Noor went on to say that since the majority of doctors are prescribing ATZ in combination with low-dose RTV (100 mg), concerns have been raised that RTV might negatively impact the beneficial effects BMS has observed and reported regarding the effect of ATZ on glucose. To answer this question Noor said we hypothesized that ATZ combined with low concentrations (<=3 mM, which is the Cmax observed in patients) of ritonavir would demonstrate an in vitro profile similar to that of ATZ alone in models of glucose uptake.
GLUT activity was assayed as [3H]2-deoxyglucose uptake following insulin stimulation in the mouse or rat primary adipocytes cell models as described previously. Glucose uptake was quantified in the presence of atazanavir in combination with ritonavir at various doses to approximate concentrations expected in patients. PIs and insulin (1 mM) added in glucose-free KRBH buffer with 3% BSA to adipocytes from fasted rat epididymal fat pad or human SAT, add labeled deoxyglucose (30 minutes), reaction stopped with 400 mM Cyto B (35 minutes).

Noor reported that at concentrations up to 3 mM their was no effect of RTV on insulin-stimulated glucose.
ATV, at therapeutic concentration, alone and in combination with RTV (2 mM) at concentrations observed with pharmacologically enhanced ATV did not inhibit glucose uptake in human primary adipocytes. At higher concentrations (doses) of 3-10 mM (concentrations seen in patients) there appeared to be a slightly greater affect on reducing glucose uptake but similar effect, and when concentration was increased to 30 mM there was only a less than 50% inhibition.
At concentrations of 3 mM or higher lopinavir strongly inhibited insulin-stimulated glucose uptake. When RTV was added (2 mM) to lopinavir no further inhibitory affect was seen.
At concentrations of RTV of 0, 1, 2, and 3 mM when added to ATZ and LPV, ATZ had higher insulin-stimulated glucose uptake at all of these concentrations than LPV/r. (n=6, ATV & LPV at 30 mM.

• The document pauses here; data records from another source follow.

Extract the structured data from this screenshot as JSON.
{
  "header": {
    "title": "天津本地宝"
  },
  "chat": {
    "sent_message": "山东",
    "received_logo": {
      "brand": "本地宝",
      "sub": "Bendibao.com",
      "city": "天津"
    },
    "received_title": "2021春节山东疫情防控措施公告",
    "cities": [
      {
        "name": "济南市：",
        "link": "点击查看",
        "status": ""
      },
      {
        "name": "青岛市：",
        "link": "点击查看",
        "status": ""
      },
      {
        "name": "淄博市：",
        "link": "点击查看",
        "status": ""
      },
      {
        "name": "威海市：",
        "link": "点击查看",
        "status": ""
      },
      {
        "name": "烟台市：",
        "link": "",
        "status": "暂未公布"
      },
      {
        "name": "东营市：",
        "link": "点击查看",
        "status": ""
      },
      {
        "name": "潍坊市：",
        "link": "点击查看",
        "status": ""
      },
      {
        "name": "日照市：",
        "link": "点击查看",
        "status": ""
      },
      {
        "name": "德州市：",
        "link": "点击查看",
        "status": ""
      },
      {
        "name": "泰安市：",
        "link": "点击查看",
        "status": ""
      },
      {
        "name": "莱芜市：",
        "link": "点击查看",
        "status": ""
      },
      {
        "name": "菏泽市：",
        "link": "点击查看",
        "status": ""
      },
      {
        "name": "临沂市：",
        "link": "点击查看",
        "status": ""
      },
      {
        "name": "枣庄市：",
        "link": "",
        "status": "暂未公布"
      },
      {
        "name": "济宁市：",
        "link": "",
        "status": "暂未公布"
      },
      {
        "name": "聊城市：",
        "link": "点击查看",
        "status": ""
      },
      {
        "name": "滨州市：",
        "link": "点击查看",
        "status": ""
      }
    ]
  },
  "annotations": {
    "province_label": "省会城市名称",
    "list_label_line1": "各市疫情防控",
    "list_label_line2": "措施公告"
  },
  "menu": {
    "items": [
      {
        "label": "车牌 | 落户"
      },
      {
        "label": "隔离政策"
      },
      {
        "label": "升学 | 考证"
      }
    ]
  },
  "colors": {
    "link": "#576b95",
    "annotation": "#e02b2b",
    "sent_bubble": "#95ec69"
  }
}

Noor concluded:
RTV at concentrations of <=3 mM dose does not affect insulin-stimulated glucose uptake. Inhibitory effect is observed at 10 or more mM.
ATV as a single drug at <=10 mM or combined with low concentration RTV up to 3 mM, which is about the Cmax observed in patients treated with boosted ATV, has very little effect on insulin stimulated glucose uptake, whereas LPV as single drug at <=3 mM or combined with low concentration RTV up to 3 mM affects insulin stimulated glucose uptake in vitro.
Clinical correlation and confirmation studies in patients are needed and planned.